On January 12, the White House announced it would end the “wet foot, dry foot” policy toward Cuban migrants. What this means is that, going forward, Cuban migrants who enter the U.S. without authorization will be treated the same as other undocumented immigrants.
Since the 1960’s Cuban migrants have been presumed to be fleeing political persecution, a policy enshrined in the Cuban Adjustment Act. That law gives Cubans who make it into the U.S. automatic permanent resident status after one year. There have been changes over the years. In the mid-1990’s, the Clinton Administration tried to discourage Cubans from departing for the U.S. by boat in a policy that became known as “wet-foot, dry-foot.” Cubans interdicted at sea by the U.S. Coast were returned to Cuba. But Cubans who made it to U.S. shores were “paroled” into the U.S., and became eligible for permanent residence after one year.

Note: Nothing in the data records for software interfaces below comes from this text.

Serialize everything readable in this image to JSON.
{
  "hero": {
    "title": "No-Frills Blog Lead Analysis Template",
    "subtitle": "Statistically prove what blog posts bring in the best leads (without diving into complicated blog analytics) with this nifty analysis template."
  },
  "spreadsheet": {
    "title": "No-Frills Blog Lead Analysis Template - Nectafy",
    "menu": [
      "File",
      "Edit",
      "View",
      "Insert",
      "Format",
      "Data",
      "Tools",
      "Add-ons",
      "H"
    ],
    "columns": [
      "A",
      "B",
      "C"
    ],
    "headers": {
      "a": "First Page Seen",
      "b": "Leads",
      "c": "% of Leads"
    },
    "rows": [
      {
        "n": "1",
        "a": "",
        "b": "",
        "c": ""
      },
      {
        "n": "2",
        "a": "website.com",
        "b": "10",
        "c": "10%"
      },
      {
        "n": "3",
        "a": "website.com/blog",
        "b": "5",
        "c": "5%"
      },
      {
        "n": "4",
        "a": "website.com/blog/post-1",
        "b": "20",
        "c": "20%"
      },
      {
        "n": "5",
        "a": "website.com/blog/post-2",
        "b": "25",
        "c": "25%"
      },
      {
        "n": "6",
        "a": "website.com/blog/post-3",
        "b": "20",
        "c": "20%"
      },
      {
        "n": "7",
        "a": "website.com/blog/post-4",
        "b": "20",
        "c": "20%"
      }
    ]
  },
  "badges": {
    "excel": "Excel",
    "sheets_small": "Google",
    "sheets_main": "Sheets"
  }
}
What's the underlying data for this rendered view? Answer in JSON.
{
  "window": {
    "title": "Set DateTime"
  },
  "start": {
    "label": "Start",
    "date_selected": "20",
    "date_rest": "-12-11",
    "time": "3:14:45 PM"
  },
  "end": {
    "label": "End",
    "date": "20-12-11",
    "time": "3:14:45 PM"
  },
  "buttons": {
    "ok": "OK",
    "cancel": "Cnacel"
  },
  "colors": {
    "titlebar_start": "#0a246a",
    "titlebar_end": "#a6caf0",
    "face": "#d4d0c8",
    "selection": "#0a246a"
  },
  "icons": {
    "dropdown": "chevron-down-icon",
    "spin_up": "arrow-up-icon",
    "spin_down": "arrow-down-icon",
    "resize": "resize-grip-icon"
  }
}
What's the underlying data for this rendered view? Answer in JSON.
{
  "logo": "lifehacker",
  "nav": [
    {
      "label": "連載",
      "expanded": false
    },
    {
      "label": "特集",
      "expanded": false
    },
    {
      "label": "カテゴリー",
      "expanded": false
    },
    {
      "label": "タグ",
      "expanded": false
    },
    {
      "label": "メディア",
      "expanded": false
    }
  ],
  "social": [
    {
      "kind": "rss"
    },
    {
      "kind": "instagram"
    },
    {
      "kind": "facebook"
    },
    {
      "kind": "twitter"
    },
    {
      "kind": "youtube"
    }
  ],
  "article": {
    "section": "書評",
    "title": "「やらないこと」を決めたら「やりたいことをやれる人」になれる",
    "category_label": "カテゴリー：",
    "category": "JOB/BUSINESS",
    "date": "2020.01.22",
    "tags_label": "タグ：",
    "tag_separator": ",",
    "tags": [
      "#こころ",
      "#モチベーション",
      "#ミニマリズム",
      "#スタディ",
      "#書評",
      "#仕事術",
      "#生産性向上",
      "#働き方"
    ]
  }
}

With the U.S. and Cuba re-establishing diplomatic ties, there has been an uptick in the number of Cuban migrants traveling overland through Central America and Mexico to the U.S.-Mexico border—out of concern that the deal offered by the Cuban Adjustment Act would soon end. With the administration’s new policy, Cubans will no longer be paroled into the U.S., closing off the opportunity for automatic permanent residence. Instead, Cubans who fear persecution upon return will have to make their case through the asylum process, just like any other migrant.
I explain more about this policy and the Cuban Adjustment Act in my post on Immigration Impact.
Photo courtesy of Coast Guard News under the Creative Commons 2.0 license.